If Dora became an outlet for Picasso’s wartime depredations, it was perhaps due in part to her own macabre tendencies. “Pablo told me that one of the first times he saw Dora she was sitting at the Deux Magots,” Gilot recounted. “She was wearing black gloves with little pink flowers appliquéed on them. She took off the gloves and picked up a long, pointed knife, which she began to drive into the table between her outstretched fingers to see how close she could come to each finger without actually cutting herself. From time to time she missed by a tiny fraction of an inch and before she stopped playing with her knife, her hand was covered with blood. Pablo told me that was what made up his mind to interest himself in her. He was fascinated. He asked her to give him the gloves and he used to keep them in a vitrine at the Rue des Grands-Augustins, along with other mementos” (quoted in op. cit., 1964, pp. 85-86). Whilst Femme assise, robe bleue offers a superficial vision of gaiety, it is underpinned by a palpable strain of tension. The manic, repeating striations in Dora’s hat, hair, and dress suggest a human being wound like a spring: a stressful state for which laughter might provide the only release.
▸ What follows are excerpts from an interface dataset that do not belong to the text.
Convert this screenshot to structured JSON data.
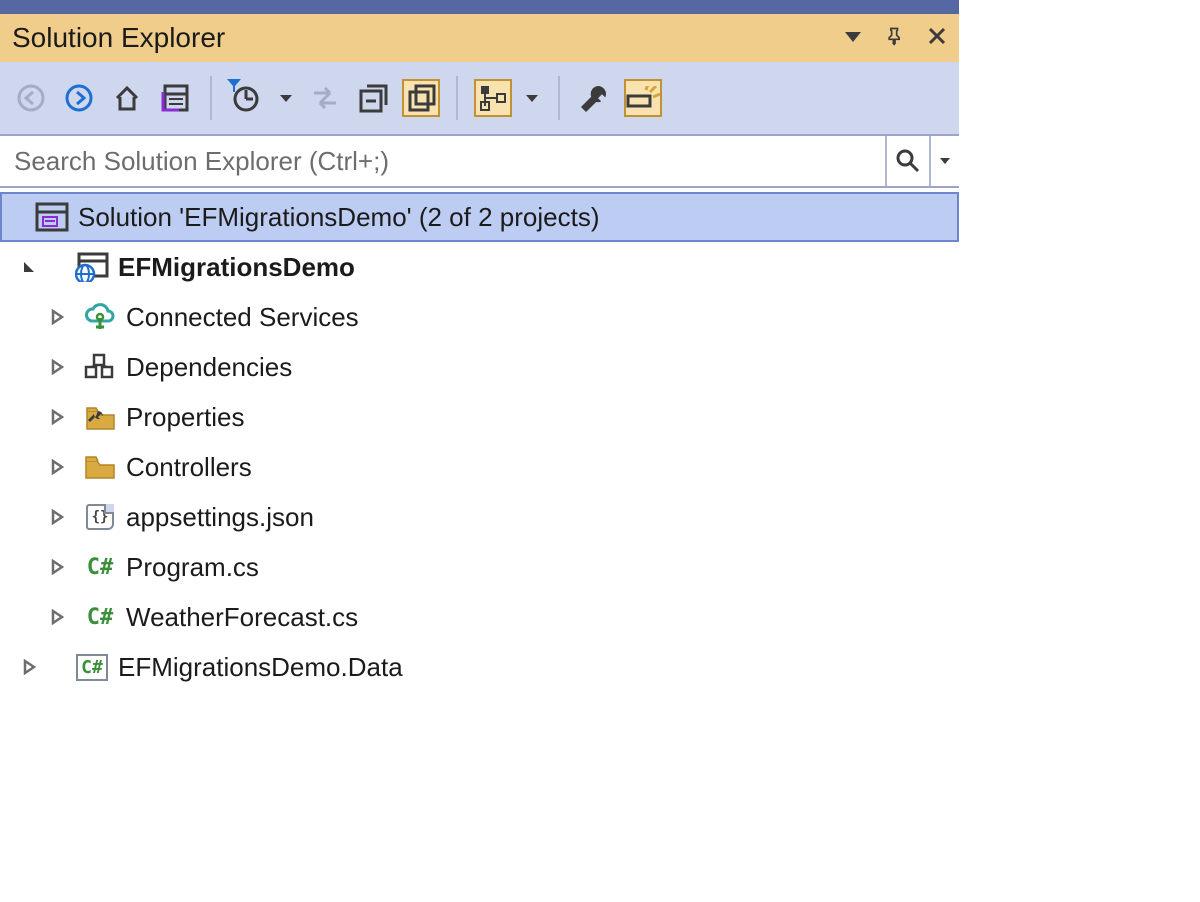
{
  "title": "Solution Explorer",
  "search": {
    "placeholder": "Search Solution Explorer (Ctrl+;)"
  },
  "solution": {
    "label": "Solution 'EFMigrationsDemo' (2 of 2 projects)"
  },
  "project": {
    "name": "EFMigrationsDemo",
    "children": {
      "connected": "Connected Services",
      "deps": "Dependencies",
      "props": "Properties",
      "controllers": "Controllers",
      "appsettings": "appsettings.json",
      "program": "Program.cs",
      "weather": "WeatherForecast.cs"
    }
  },
  "project2": {
    "name": "EFMigrationsDemo.Data"
  }
}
“The name Dora Maar, for most true enthusiasts of Picasso's work, conjures up one of the greatest moments of his creative efforts." -- Brigitte Léal
(Picasso and Portraiture, exh. cat., The Museum of Modern Art, New York, 1996, p. 385).
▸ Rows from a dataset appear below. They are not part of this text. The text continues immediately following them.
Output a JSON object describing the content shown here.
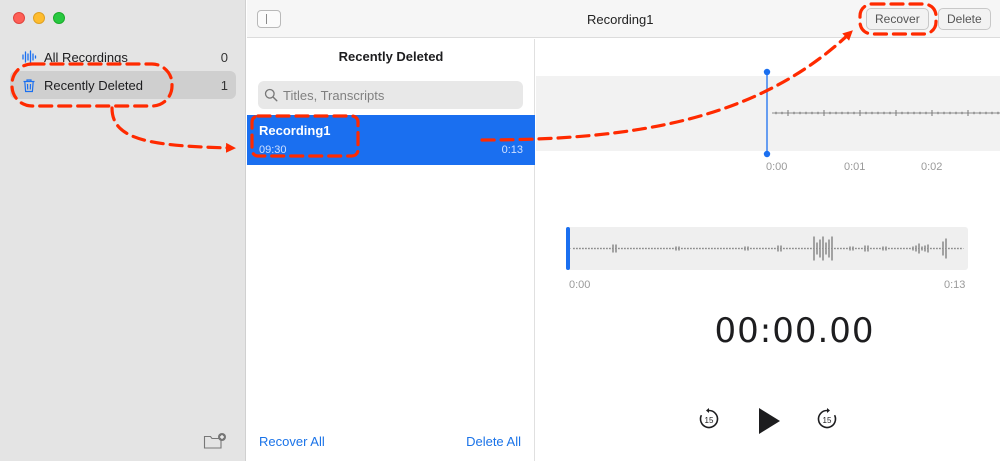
{
  "window": {
    "title": "Recording1",
    "toolbar": {
      "recover_label": "Recover",
      "delete_label": "Delete"
    }
  },
  "sidebar": {
    "items": [
      {
        "label": "All Recordings",
        "count": "0",
        "icon": "waveform-icon"
      },
      {
        "label": "Recently Deleted",
        "count": "1",
        "icon": "trash-icon",
        "selected": true
      }
    ]
  },
  "list": {
    "heading": "Recently Deleted",
    "search_placeholder": "Titles, Transcripts",
    "recordings": [
      {
        "name": "Recording1",
        "time": "09:30",
        "duration": "0:13",
        "selected": true
      }
    ],
    "recover_all_label": "Recover All",
    "delete_all_label": "Delete All"
  },
  "detail": {
    "timeline_ticks": [
      "0:00",
      "0:01",
      "0:02"
    ],
    "scrubber_start": "0:00",
    "scrubber_end": "0:13",
    "timer": "00:00.00",
    "skip_back_seconds": "15",
    "skip_forward_seconds": "15"
  },
  "colors": {
    "accent": "#1a6ff0",
    "annotation": "#ff2a00"
  }
}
“I have not painted the war because I am not the kind of painter who goes out like a photographer for something to depict. But I have no doubt that the war is in these paintings I have done. Later on perhaps the historians will find them and show that my style has changed under the war's influence. Myself, I do not know.” -- Pablo Picasso
(Picasso and the War Years 1937-1945, exh. cat., Fine Arts Museums of San Francisco, 1998, p. 13).
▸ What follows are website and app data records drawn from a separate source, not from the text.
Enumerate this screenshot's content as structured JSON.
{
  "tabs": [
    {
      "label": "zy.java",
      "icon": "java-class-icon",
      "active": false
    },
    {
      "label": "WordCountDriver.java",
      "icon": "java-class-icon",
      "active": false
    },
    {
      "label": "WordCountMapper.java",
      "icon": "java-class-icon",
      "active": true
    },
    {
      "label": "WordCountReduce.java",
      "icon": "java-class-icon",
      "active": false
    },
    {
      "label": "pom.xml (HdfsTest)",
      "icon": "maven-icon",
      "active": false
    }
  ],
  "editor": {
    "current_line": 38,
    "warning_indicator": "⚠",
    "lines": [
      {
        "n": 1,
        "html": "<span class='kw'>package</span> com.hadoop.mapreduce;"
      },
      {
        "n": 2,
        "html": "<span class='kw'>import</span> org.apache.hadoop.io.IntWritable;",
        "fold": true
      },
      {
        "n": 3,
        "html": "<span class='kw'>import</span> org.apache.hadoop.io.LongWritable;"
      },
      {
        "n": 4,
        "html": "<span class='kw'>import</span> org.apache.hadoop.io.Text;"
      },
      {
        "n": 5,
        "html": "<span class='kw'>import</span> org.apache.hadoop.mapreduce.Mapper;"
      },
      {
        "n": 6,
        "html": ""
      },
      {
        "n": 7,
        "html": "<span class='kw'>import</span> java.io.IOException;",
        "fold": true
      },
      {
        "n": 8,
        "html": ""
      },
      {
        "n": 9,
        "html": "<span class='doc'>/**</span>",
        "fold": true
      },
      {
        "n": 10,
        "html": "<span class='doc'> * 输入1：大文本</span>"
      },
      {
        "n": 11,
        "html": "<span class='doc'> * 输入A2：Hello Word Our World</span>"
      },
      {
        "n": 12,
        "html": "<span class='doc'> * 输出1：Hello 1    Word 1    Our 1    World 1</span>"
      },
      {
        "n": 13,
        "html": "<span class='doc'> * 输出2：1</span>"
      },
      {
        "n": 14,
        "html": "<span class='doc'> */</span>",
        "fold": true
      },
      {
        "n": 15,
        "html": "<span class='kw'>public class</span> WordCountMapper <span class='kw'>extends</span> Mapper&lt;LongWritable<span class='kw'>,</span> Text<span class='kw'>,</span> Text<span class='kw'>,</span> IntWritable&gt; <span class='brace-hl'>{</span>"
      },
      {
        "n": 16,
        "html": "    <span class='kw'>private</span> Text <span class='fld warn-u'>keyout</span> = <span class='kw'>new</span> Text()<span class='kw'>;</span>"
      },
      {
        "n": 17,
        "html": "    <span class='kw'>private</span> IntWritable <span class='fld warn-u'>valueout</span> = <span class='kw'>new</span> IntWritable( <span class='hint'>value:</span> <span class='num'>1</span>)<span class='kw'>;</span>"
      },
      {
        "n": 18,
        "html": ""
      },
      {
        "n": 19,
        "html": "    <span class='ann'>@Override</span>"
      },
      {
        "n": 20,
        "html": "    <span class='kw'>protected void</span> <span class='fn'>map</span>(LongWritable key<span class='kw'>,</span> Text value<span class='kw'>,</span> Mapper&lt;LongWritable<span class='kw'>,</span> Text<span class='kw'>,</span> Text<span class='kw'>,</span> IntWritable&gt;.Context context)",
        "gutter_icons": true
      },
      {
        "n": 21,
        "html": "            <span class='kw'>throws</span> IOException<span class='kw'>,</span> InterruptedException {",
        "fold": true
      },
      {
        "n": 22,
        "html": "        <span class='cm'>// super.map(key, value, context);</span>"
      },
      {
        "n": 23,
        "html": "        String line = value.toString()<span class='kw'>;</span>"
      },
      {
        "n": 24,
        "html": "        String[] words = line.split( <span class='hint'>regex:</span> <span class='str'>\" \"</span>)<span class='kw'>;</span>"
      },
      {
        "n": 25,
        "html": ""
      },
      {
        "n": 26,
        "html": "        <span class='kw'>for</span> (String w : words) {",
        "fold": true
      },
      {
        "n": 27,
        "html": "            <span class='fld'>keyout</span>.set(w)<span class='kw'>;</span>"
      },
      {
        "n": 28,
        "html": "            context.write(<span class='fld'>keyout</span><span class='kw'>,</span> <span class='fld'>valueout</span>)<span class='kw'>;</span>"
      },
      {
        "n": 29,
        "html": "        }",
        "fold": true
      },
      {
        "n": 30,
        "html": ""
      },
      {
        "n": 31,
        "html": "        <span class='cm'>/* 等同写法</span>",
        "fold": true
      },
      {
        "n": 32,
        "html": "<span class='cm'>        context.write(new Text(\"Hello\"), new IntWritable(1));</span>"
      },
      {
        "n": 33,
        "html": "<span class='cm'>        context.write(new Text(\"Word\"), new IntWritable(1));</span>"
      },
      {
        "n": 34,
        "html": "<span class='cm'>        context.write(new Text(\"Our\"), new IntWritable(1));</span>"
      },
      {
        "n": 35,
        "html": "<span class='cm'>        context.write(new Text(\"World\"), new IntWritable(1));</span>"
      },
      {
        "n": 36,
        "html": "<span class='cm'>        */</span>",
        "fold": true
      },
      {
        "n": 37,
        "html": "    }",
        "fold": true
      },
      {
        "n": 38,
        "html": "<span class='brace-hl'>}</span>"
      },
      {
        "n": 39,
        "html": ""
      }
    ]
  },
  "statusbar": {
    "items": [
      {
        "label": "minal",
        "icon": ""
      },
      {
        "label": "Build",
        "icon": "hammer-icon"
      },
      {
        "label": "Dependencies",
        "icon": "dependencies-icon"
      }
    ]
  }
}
“Dora was added onto Marie-Thérèse. Painting would be shared between them... Each woman would epitomize a particular facet of a period rich in increasingly dramatic repercussions.” -- Pierre Daix
(Picasso: Life and Art, New York, 1993, p. 239).
“In its preciousness and fetishistic vocation, the feminine hat was, like the glove, an erotic accessory highly prized by the Surrealists... A crown of daffodils, an urchin’s beret or a cool straw hat for Marie-Thérèse; nets, veils and great wings of a voracious insect for Dora.” -- Brigitte Léal
(exh. cat., The Museum of Modern Art, New York, 1996, pp. 387, 389, and 392).